Central American coffee is characterized by a classic clean flavor, a light to medium body and a good acidity balanced profile. Producing first class coffee is of great importance to the national economy.
There are three main varieties of beans, namely Arabica, the oldest cultivated coffee plant known for the best flavor, and Robusta and Liberica plants primarily used as commodity coffee found in most coffee blends.
Arabica is considered to have the best flavor with the lower amount of caffeine. Virtually all Arabica coffee is hand-picked, mainly due to the height of the plant. Arabica plants can grow up to 20 feet and human pickers can choose the ripest beans at the top.
Robusta is typically found in espresso blends. It is characterized for a high caffeine content. For a long time coffee growers throughout the world tried to replace Arabica with Robusta as the better coffee bean. Considering economic factors, Robusta is an ideal production and harvesting plant, but it cannot parallel the quality of the Arabica flavor. It is now well settled that the best coffee in the world comes from the Arabica beans.

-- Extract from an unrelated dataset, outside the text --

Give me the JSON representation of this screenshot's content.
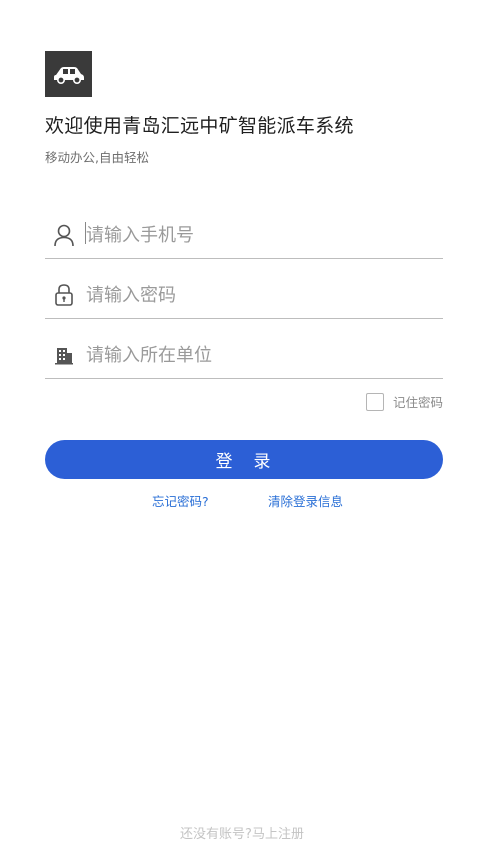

Liberica coffee is grown predominantly in South East Asia. It is generally not found in the United States or Europe. Liberica became popular in the late 19th century due to its resistance to a coffee killing disease called leaf rust that was destroying fields of Arabica coffee plants. Eventually hardier, more-disease resistant Arabica varieties were produced and discovered resulting in the decrease of Liberica plantings. Liberica was never a serious competitor to Arabica or even Robusta plants.